In other words the disease must be specific to the type of job and be because of that job. Most occupational disease claims are with employment types where the employee is around chemicals, fumes, silica, asbestos and specific chemicals or substances that are because of the job in which they are employed. It is unlikely that the intent was to compensate an employee for community based illness or disease like the Coronavirus / COVID-19 as that would give rise to flu claims, cold, an other illness. In addition, the Coronavirus is not peculiar to employment. You can contract this anywhere thus the reason the government has discouraged gatherings of greater than 100 people. It is not something you get just at your employer like if you were exposed to asbestos in the workplace and nowhere else.
What Do I Do About Work During the Coronavirus Pandemic
Employers seem to appreciate communication from the employees. If you are scared of contracting the illness and spreading it on then bring it to the attention of your employer. Depending on the type of employment that employer may be able to modify your job duties to alleviate some of your fears. You may be permitted to work from home. A face mask may be provided. Direct contact with other personnel may be limited. You may also ask you employer if you have access to any paid time off through vacation, personal time, or through the Family Medical Leave Act that might cover you if you decide not to come to work. At the end of they day, you must do what is best for you but with every choice there can be ramifications including, but not limited to, unpaid time off, reprimands and/or termination.
The Novel Coronavirus / COVID-19 presents novel legal challenges. The reality is that this is very new and everyone is still trying to figure it all out. Given that newness of these issues, this blog is for informational purposes only, is not intended to be relied upon and does not constitute legal advice.

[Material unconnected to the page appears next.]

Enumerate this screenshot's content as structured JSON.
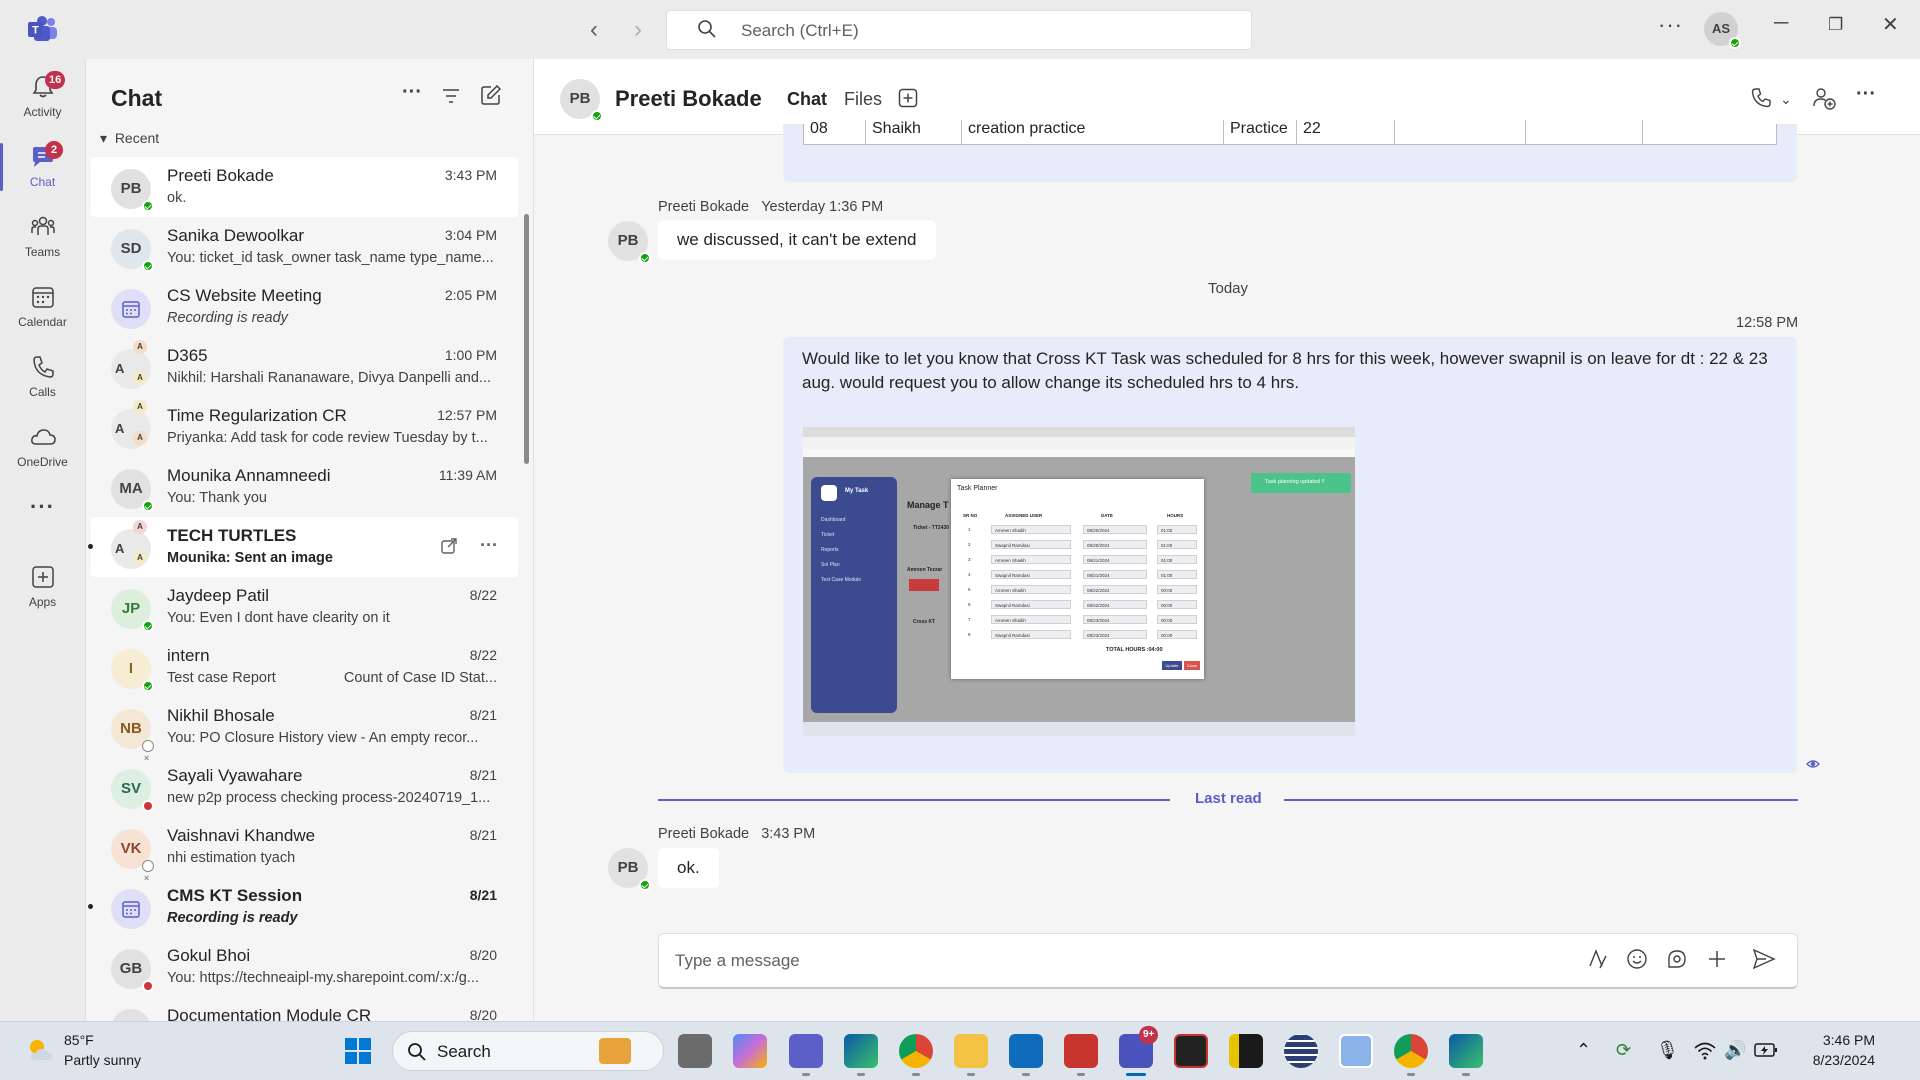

For advice specific to your situation you should contact a lawyer.Tags: Coronavirus, occupational disease, South Carolina, workers comp, workers compensation